Recently I was scanning through my professional articles when the title, “Educate The Child, Not the Label” caught my attention. This blog post written by Haley Gottlieb on the ASCD Smart Brief blog had me sit straight up with full attention. For the past several years I have felt passionate about this topic. Quite often you may hear me ask, “ Ok, so now that we know this diagnosis/label, what are we going to do differently for this child?” Our belief and philosophy is to teach the whole child. This means we look at each child’s cognitive, emotional, social, and physical development. If we only look at one area, one label, or one assessment, we are not meeting the needs of our children.
Gottlieb (2014) states: “As a therapist in the school setting, I’ve come to realize the importance of preparing curriculum and therapy activities based on the whole child instead of one characteristic or attribute. You wouldn’t want people to define you by one characteristic, so why would we do this with disabilities? A person with autism or with a speech delay is much more than one specific attribute.” (http://smartblogs.com/education/2014/04/07/educate-the-child-not-the-label/)
By building relationships with our students and families and taking the time to collect a variety of assessments, we are able to target each child’s strengths and areas that need improvement. Over the years we have found that there are many variables that impact learning. Some of our students lack sleep; some have an iron-deficiency; some have a vision issue; some are fearful to make mistakes or take risks, etc. If we did not take the time to take a close look at these factors, we might have missed the very strategy that would make an incredible difference to the success and learning for each student.
In society, we are consistently measured and measuring ourselves by numbers and labels; height, weight, GPA, SAT scores, salary, etc. While in the area of special education there are necessary aspects of using a diagnosis or label, it is imperative that we are using all information obtained as a tool to help ALL children rather than using that label to define children. I truly believe in a label-free learning environment.
Job (2001) states:
“Every child is unique, with needs and abilities specific to himself, and labels can obscure that fact. Labels should be used as the jumping-off point to begin discovering how best to help students in the classroom when taking into consideration all of their other qualities.” ( http://www.learnnc.org)
With each and every one of our students, I want us to continue to look at the whole child, never assume anything, and always maintain high expectations. We must all remember that any type of assessment should be used simply to drive our instruction. We must use the numbers to develop a plan to help each child grow in his/her education. Our students always rise to the occasion with love, support, and guidance.

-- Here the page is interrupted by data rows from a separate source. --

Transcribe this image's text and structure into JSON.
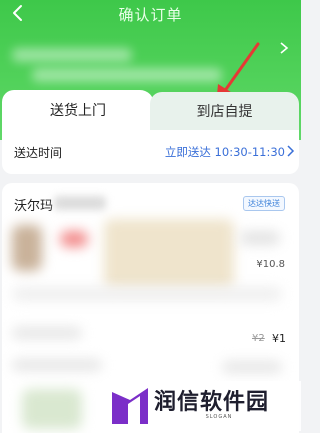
{
  "header": {
    "title": "确认订单",
    "accent": "#3ec84a"
  },
  "delivery_tabs": {
    "tabs": [
      {
        "label": "送货上门",
        "selected": true
      },
      {
        "label": "到店自提",
        "selected": false
      }
    ]
  },
  "delivery_time": {
    "label": "送达时间",
    "value": "立即送达 10:30-11:30",
    "value_color": "#3a6fd8"
  },
  "store": {
    "name": "沃尔玛",
    "badge": "达达快送",
    "item_price": "¥10.8",
    "original_price": "¥2",
    "price": "¥1"
  },
  "watermark": {
    "text": "润信软件园",
    "slogan": "SLOGAN"
  }
}
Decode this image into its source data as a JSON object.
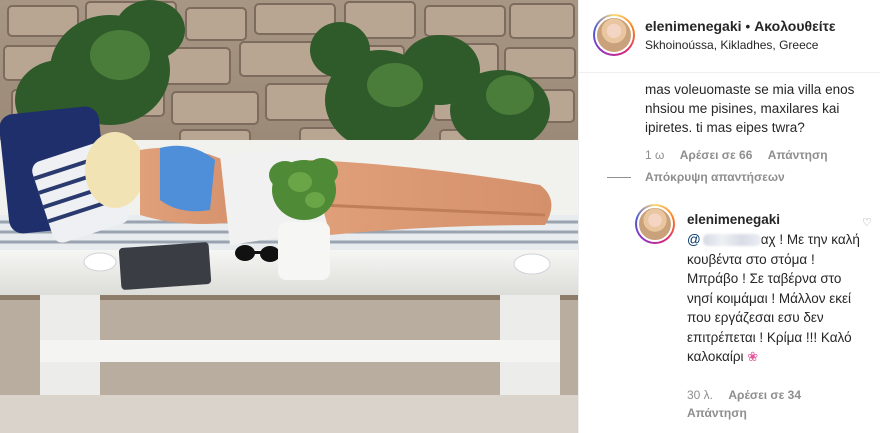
{
  "photo": {
    "description_icon": "post-photo"
  },
  "header": {
    "username": "elenimenegaki",
    "separator": "•",
    "follow_label": "Ακολουθείτε",
    "location": "Skhoinoússa, Kikladhes, Greece"
  },
  "comment1": {
    "text": "mas voleuomaste se mia villa enos nhsiou me pisines, maxilares kai ipiretes. ti mas eipes twra?",
    "age": "1 ω",
    "likes": "Αρέσει σε 66",
    "reply_label": "Απάντηση",
    "hide_replies": "Απόκρυψη απαντήσεων"
  },
  "reply": {
    "username": "elenimenegaki",
    "mention_prefix": "@",
    "mention_suffix": "αχ",
    "text": " ! Με την καλή κουβέντα στο στόμα ! Μπράβο ! Σε ταβέρνα στο νησί κοιμάμαι ! Μάλλον εκεί που εργάζεσαι εσυ δεν επιτρέπεται ! Κρίμα !!! Καλό καλοκαίρι ",
    "emoji": "❀",
    "age": "30 λ.",
    "likes": "Αρέσει σε 34",
    "reply_label": "Απάντηση"
  },
  "colors": {
    "text": "#262626",
    "muted": "#8e8e8e",
    "link": "#003569"
  }
}
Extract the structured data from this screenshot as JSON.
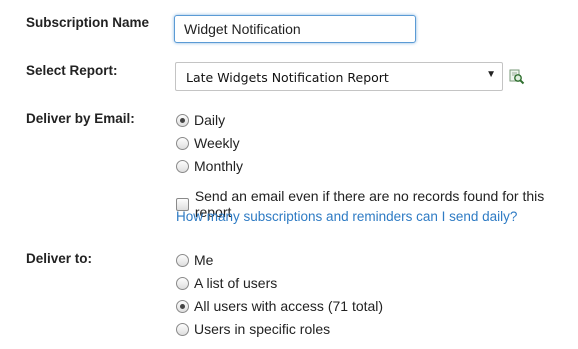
{
  "subscription_name": {
    "label": "Subscription Name",
    "value": "Widget Notification"
  },
  "select_report": {
    "label": "Select Report:",
    "selected": "Late Widgets Notification Report",
    "lookup_icon": "magnifier-lookup-icon"
  },
  "deliver_by_email": {
    "label": "Deliver by Email:",
    "options": [
      {
        "label": "Daily",
        "checked": true
      },
      {
        "label": "Weekly",
        "checked": false
      },
      {
        "label": "Monthly",
        "checked": false
      }
    ],
    "no_records_checkbox": {
      "label": "Send an email even if there are no records found for this report",
      "checked": false
    },
    "help_link": "How many subscriptions and reminders can I send daily?"
  },
  "deliver_to": {
    "label": "Deliver to:",
    "options": [
      {
        "label": "Me",
        "checked": false
      },
      {
        "label": "A list of users",
        "checked": false
      },
      {
        "label": "All users with access (71 total)",
        "checked": true
      },
      {
        "label": "Users in specific roles",
        "checked": false
      }
    ]
  },
  "colors": {
    "link": "#2e7bc4",
    "focus_border": "#5b9bd5"
  }
}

H. Gottlieb (2014, April 7). Educate the child, not the label. Retrieved from http://smartblogs.com/education/2014/04/07/educate-the-child-not-the-label/
J. Job (2011). Changing the focus from label to need. Retrieved from http://www.learnnc.org